We were nearing the end of an organizing session, and I had asked my client to put something away in the space we’d just finished. Walking over to the drawer where we’d decided the item belonged, he jerked it open and casually tossed the item towards the back of the drawer.
It landed near its intended home.
In the general vicinity.
Okay, not really. It was at least inside the right drawer. But it wasn’t where it really belonged.
Watching the scene unfold, I smiled to myself, shaking my head. I’d been here before.
He shoved the drawer shut, then spun back to me. “Okay, what next?”
I knew a younger, more inexperienced me would have struggled in that moment. Thoughts of, “I can’t believe he just did that – after we just organized it. Do I fix it? Tell him to fix it? Leave it and pretend I never noticed? OMG there’s no time left!” would have sped through my mind.
Fortunately, after more than a decade of working with clients with similar habits and challenges, his behavior was nothing new.
“Before we do anything else,” I began, “let’s talk about what just happened.”
The Solution to Staying Tidy
My client looked at me, confusion sweeping across his face. “Did I do something wrong?” he asked.
“No, not wrong,” I reassured him, “just maybe not the way you want to do it to achieve the result you’re looking for.”
“What do you mean?” He glanced over his shoulder, back towards the drawer he’d just closed, his brow furrowed.
“One of the key things I’ve noticed in doing this work,” I explained, “is that people who have spaces that look neat, tidy, and well-put-together generally do things more carefully than those whose spaces appear messy.”
His frown deepened as I paused.
“I’m not sure I follow,” he admitted.
I smiled encouragingly. “Let’s talk about putting things away.” I nodded towards the drawer he’d tossed the item into earlier. “Some people feel like as long as things end up in the general vicinity of where they belong, that’s good enough. But other people take a little extra time and effort to place each item exactly where it belongs, not just near where it belongs. As a result, these folks who invest the extra energy in returning items to their specific homes have spaces that often look organized compared with the ‘general vicinity’ crowd.”
By this point, my client’s forehead had smoothed out, and he was listening intently.
“Here’s an example,” I continued. “In our closet, my partner and I each have shelf space for storing our workout clothes. When I’m putting my clothes away, I carefully place my shirts on the shirt pile, pants on the pants pile, and so forth. I’ll even pause for a moment to make sure the pile is straight and things are facing the same way.
“My partner, on the other hand, is somewhat less careful in his approach. He tends to toss his shirts and shorts in the general direction of the correct pile. Things usually land fairly close to where they belong. But sometimes the shirt hangs part way off the shelf… the shorts end up overlapping the shirts pile… and so on. It’s not that he’s getting it wrong – things are, for the most part, where they belong. But over time, my piles remain fairly orderly, whereas his workout clothes look more jumbled.”
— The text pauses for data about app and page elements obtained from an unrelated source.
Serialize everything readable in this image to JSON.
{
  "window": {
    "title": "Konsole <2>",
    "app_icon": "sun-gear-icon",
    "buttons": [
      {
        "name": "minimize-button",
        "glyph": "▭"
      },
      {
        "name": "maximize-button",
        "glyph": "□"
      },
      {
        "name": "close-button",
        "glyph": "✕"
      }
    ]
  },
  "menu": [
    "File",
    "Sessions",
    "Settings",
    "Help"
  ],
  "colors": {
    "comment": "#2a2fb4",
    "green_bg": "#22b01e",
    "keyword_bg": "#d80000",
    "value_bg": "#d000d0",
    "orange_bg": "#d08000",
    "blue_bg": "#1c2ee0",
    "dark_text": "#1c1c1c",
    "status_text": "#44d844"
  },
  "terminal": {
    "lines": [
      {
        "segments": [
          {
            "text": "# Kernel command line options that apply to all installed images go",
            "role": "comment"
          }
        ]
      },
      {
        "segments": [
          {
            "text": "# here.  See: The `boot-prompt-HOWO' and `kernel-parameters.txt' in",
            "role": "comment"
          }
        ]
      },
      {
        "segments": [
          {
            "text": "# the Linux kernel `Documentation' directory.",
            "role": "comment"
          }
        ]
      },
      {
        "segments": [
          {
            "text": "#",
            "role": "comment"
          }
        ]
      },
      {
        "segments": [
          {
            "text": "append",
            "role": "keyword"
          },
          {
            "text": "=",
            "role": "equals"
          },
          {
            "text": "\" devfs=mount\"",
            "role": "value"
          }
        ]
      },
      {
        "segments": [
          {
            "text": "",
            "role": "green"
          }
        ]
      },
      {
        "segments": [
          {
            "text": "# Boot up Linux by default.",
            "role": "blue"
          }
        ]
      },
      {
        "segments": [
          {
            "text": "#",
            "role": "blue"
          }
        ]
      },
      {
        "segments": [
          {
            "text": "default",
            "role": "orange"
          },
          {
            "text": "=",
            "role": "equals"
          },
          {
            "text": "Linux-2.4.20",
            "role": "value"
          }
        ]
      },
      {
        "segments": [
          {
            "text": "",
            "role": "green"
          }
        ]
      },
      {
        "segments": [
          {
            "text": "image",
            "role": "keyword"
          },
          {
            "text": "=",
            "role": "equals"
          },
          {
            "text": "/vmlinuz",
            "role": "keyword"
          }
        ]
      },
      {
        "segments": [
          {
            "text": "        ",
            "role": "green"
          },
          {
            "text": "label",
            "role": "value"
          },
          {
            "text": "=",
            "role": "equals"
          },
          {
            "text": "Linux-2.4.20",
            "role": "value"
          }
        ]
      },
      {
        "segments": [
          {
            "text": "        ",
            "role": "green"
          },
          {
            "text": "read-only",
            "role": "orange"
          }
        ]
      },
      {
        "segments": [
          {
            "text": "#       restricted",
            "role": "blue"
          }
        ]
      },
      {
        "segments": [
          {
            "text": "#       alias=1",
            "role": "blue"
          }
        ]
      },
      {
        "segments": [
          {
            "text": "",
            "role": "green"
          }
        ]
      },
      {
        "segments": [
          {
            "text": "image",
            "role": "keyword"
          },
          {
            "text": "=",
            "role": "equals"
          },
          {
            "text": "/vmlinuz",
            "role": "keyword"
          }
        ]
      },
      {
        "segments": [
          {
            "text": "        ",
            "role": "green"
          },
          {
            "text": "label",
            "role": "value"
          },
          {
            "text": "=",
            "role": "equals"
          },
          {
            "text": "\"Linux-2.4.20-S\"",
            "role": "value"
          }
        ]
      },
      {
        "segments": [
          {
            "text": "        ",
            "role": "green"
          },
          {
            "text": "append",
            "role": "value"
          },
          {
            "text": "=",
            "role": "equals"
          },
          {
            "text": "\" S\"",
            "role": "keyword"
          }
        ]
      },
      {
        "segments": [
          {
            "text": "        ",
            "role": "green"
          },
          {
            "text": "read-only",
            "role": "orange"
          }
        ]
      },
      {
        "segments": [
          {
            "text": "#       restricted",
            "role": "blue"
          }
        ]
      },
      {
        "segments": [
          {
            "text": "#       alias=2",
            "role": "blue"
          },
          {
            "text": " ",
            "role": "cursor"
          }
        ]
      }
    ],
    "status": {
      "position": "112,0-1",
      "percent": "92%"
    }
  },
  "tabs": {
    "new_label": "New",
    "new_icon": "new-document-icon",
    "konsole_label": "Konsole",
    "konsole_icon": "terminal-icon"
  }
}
“I think I understand,” my client said. “You both put things away. Your way takes more effort, but your piles stay neater. He takes the slightly quicker and easier route, but that leads to a messier space, and, eventually, he’ll probably have to stop and organize it all, which is definitely more work.”
“You’ve got it!” I exclaimed, grinning. This was my favorite part. “By doing things more precisely upfront, I keep things looking neater for longer.”
Which Way Is the “Right” Way?
“But if you end up organized at the end either way…” he mused, “then which way is the right way?” he asked, frowning again.
“That’s the best part: Both ways are right. The right way of doing things is the way that works for you and delivers the result you want. Personally, I think it’s worth it to do the work along the way. But that may be because it bothers me to look at disorderly piles. My partner feels differently. He thinks it’s too much work to do along the way and would rather have less precise piles, even if it also means he may have to deal with a big organizing project down the road.
“It’s a question of what’s more important for you. But I will say that if you’ve decided you really want your spaces to look tidy and feel organized, the extra effort along the way makes a huge difference. Taking consistent action is part of what it means to live organized.”
“I think I like it,” he replied. “It puts the choice in my hands. If I want, I can intentionally better my spaces and organization by taking little steps along the way. Or I can choose to be less precise and accept that piles will eventually build up as a result, and I’ll need to deal with them. But either way, I know what I’m choosing.”
“Yes,” I agreed. “It’s completely up to you. So… which way will you choose today?”